Young children are by nature curious, active learners who learn best from direct firsthand experience. With the help and support of their co-learner, the teacher, they are able to construct meaning and reflect on their own learning. Such an approach prepares the ground for the young child to develop into an independent learner; such an approach also demonstrates the need for critical thinking and problem-solving throughout the day.


Play is at the centre of our early childhood curriculum as research has shown time and again the benefits of play for young children. Play not only clarifies concepts, facilitates social development and provides emotional relief but also provides sheer joy to the young learner!


Our curriculum is socially and culturally appropriate. We respect diversity and impress upon the young child an awareness and appreciation of cultures other than one’s own through the celebration of festivals.


Our curriculum lays emphasis on developing all the aspects of the child: cognitive, physical, social and emotional. We resonate with the theory of Multiple Intelligences that focuses on the development of the whole child.

Linguistic: The capacity to use words effectively, whether orally (e.g., as a storyteller) or in writing (e.g., as a poet)

Logical-mathematical: The capacity to use numbers effectively (e.g., as a mathematician, tax accountant, or statistician) and to reason well (e.g., as a scientist, computer programmer, or logician).

Spatial: The ability to perceive the visual-spatial world accurately (e.g., as a hunter, scout, or guide) and to perform transformations upon those perceptions (e.g., as an interior decorator, architect, artist, or inventor).

Bodily-kinesthetic: Expertise in using one’s whole body to express ideas and feelings (e.g., as an actor, a mime, an athlete, or a dancer) and facility in using one’s hands to produce or transform things (e.g., as a craftsperson, sculptor, mechanic, or surgeon).

Musical: The capacity to perceive (e.g., as a music aficionado), discriminate (e.g., as a music critic), transform (e.g., as a composer), and express (e.g., as a performer) musical forms.

Interpersonal: The ability to perceive and make distinctions in the moods, intentions, motivations, and feelings of other people.

Intrapersonal: Self-knowledge and the ability to act adaptively on the basis of that knowledge.

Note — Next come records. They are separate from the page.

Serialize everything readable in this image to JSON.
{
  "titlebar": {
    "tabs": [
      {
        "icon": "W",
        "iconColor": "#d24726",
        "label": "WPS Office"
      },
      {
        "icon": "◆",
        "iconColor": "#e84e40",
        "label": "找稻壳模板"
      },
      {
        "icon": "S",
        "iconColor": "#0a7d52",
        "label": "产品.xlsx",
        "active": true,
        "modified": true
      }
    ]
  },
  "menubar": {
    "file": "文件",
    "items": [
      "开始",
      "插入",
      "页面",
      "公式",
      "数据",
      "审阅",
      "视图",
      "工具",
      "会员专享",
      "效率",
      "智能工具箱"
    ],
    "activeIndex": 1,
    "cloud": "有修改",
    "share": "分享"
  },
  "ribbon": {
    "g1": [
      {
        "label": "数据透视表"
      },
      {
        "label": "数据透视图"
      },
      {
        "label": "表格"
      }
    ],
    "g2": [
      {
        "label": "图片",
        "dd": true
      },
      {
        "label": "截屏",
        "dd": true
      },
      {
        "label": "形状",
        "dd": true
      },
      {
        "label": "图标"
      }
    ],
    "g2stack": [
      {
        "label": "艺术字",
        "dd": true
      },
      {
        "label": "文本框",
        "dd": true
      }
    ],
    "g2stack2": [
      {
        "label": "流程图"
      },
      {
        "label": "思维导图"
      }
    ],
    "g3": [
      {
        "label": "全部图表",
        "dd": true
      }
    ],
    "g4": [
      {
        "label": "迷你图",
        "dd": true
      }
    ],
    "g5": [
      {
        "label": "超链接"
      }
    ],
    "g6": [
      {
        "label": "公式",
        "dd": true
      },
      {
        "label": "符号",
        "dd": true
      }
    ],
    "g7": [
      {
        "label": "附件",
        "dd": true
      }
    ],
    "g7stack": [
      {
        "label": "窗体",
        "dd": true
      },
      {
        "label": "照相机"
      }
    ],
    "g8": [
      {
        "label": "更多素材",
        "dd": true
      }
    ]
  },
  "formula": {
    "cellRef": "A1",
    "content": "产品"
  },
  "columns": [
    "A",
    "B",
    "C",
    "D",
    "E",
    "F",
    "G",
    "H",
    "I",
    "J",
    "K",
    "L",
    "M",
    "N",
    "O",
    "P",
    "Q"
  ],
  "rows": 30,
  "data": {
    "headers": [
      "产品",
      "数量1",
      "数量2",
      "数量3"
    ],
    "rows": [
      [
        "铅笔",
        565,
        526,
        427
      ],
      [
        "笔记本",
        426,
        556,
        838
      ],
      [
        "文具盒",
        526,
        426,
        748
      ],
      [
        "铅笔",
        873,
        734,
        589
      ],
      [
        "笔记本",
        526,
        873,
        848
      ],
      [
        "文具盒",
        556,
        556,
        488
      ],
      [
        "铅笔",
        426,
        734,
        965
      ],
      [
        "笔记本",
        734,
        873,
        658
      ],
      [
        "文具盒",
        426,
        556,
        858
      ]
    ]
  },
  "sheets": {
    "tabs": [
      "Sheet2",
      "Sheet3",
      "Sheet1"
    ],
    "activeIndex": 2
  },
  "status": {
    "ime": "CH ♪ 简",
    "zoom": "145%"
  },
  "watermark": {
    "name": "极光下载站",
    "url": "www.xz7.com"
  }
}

Naturalistic: Expertise in the recognition and classification of the numerous speciesflora and faunaan individual’s environment and the capacity to discriminate among inanimate objects such as cars, sneakers, and CD covers.